• About this task:
Locate all lines in the data below that hold "text" and show them.

• Material for this exercise:
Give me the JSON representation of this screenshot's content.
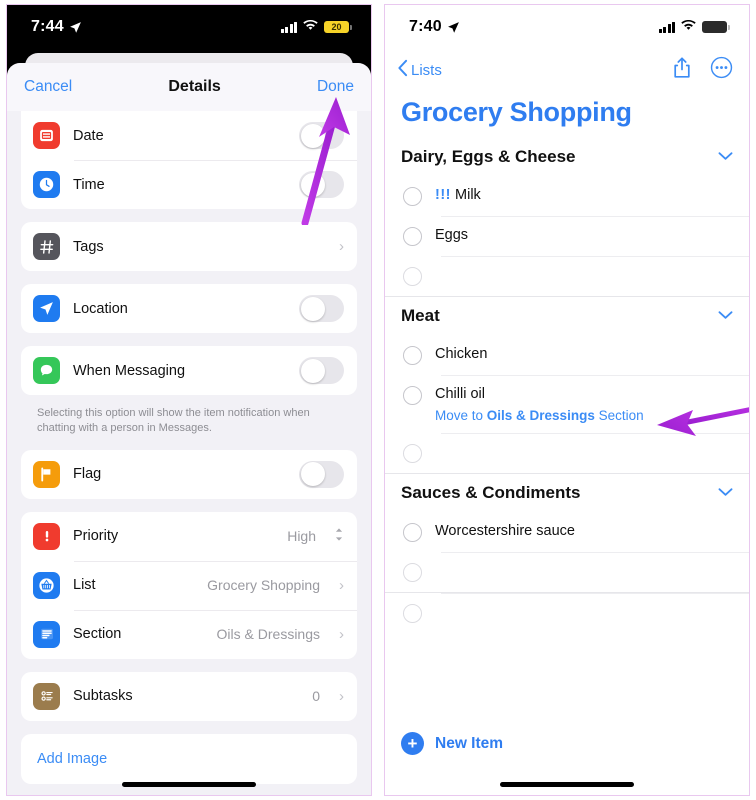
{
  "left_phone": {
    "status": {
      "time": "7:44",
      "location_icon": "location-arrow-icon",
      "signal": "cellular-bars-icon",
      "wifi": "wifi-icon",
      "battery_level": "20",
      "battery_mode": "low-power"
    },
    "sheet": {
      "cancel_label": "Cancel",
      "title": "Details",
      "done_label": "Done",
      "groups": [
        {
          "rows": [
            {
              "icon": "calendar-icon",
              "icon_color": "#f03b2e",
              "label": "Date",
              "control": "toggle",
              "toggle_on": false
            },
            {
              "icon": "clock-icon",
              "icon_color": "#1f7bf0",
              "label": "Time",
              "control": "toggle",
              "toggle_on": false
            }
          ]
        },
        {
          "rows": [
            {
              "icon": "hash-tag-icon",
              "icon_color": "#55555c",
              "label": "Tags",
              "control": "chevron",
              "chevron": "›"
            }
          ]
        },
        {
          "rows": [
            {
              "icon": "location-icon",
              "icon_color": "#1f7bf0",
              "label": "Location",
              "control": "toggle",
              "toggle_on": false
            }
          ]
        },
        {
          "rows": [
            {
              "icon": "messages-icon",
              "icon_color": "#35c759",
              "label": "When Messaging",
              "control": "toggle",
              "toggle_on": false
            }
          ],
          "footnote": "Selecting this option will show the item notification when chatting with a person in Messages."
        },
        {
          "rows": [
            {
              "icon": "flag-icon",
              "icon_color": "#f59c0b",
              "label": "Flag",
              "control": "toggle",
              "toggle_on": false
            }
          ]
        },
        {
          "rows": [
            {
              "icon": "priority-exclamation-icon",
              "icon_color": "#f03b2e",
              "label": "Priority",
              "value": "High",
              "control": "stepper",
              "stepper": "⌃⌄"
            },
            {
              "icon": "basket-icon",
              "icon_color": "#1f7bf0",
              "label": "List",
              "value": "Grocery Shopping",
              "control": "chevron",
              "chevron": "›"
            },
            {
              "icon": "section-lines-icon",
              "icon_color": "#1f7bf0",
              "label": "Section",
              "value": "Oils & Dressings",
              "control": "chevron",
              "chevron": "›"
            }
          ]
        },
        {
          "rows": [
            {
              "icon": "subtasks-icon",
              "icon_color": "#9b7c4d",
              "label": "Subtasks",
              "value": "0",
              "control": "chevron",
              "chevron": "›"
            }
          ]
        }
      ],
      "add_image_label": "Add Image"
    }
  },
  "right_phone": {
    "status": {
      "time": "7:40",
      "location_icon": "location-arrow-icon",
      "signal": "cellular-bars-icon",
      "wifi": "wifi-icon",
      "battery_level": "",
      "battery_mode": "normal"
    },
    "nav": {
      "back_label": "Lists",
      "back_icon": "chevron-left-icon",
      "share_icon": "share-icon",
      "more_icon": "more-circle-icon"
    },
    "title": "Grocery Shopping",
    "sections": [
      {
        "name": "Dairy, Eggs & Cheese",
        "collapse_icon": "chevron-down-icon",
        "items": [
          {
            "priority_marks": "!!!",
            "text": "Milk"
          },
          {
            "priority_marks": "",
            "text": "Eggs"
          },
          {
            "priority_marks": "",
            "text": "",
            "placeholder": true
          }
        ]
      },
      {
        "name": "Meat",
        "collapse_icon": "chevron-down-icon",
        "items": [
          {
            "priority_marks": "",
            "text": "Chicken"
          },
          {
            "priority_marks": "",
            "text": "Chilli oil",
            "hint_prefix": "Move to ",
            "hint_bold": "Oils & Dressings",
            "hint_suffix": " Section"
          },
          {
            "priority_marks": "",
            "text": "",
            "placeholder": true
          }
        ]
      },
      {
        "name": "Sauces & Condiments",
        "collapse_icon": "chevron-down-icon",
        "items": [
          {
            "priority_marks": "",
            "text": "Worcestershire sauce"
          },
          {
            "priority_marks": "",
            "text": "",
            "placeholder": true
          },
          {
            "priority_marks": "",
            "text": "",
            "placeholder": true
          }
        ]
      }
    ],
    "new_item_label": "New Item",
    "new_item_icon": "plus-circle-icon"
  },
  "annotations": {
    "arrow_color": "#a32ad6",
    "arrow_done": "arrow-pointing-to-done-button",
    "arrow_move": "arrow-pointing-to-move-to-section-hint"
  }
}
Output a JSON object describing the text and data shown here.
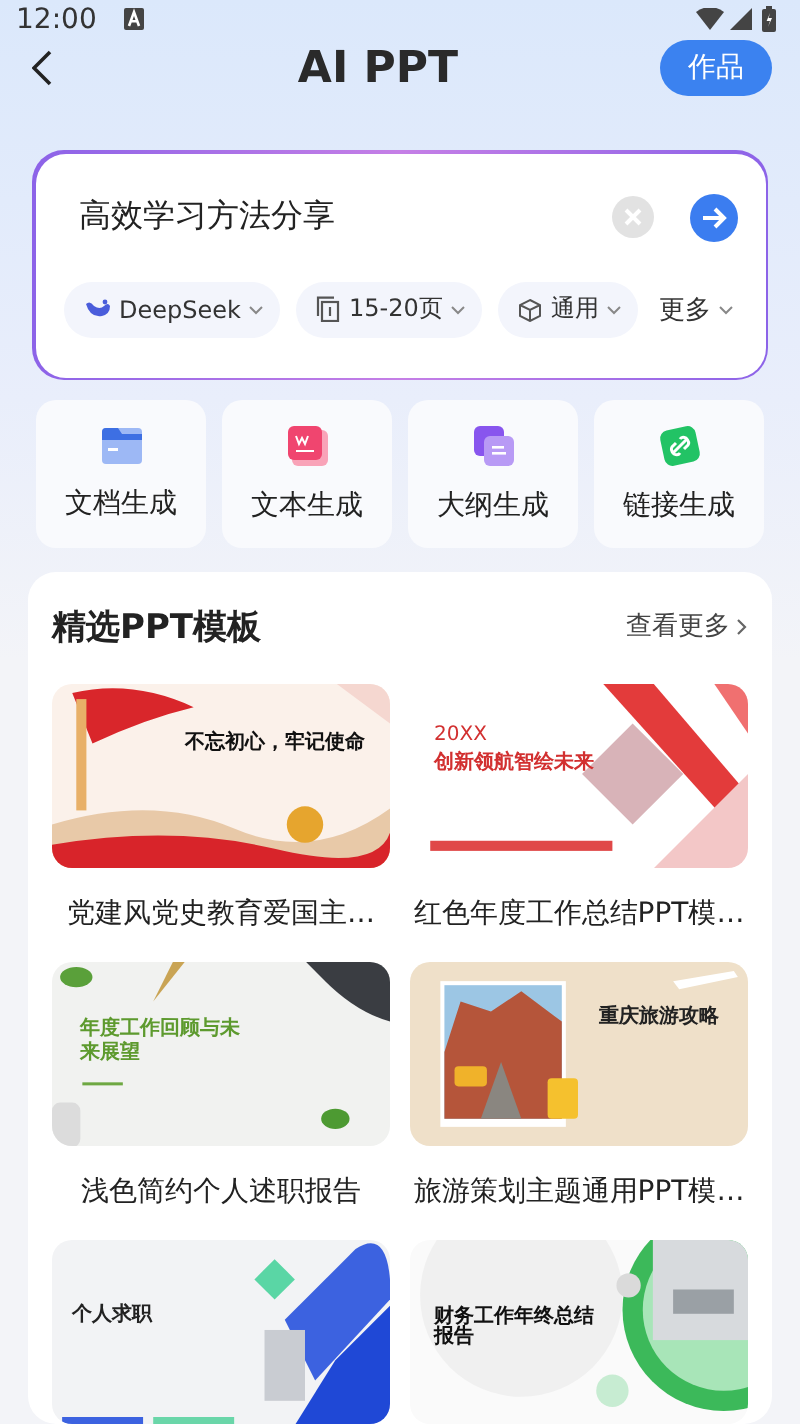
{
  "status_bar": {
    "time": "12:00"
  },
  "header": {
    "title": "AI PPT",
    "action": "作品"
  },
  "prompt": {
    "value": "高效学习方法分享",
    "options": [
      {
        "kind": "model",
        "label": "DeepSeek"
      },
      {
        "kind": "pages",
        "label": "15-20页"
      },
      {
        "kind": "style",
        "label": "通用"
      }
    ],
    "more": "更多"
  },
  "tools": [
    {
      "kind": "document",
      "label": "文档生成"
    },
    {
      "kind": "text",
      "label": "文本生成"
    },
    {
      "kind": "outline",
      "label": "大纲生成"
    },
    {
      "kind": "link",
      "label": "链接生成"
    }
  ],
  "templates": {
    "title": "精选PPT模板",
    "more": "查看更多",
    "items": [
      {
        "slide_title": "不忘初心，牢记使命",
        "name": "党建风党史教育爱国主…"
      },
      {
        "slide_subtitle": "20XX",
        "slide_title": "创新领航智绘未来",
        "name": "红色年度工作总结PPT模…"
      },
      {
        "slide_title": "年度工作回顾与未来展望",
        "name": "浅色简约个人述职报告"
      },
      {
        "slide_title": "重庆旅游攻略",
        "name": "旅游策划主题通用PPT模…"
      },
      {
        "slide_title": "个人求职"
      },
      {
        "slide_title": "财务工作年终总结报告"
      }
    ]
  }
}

• Result of this exercise:
            "text": "Milk"
            "text": "Eggs"
            "text": "",
            "text": "Chicken"
            "text": "Chilli oil",
            "text": "",
            "text": "Worcestershire sauce"
            "text": "",
            "text": "",
Output a JSON object describing the text and data shown here.
      "kind": "text",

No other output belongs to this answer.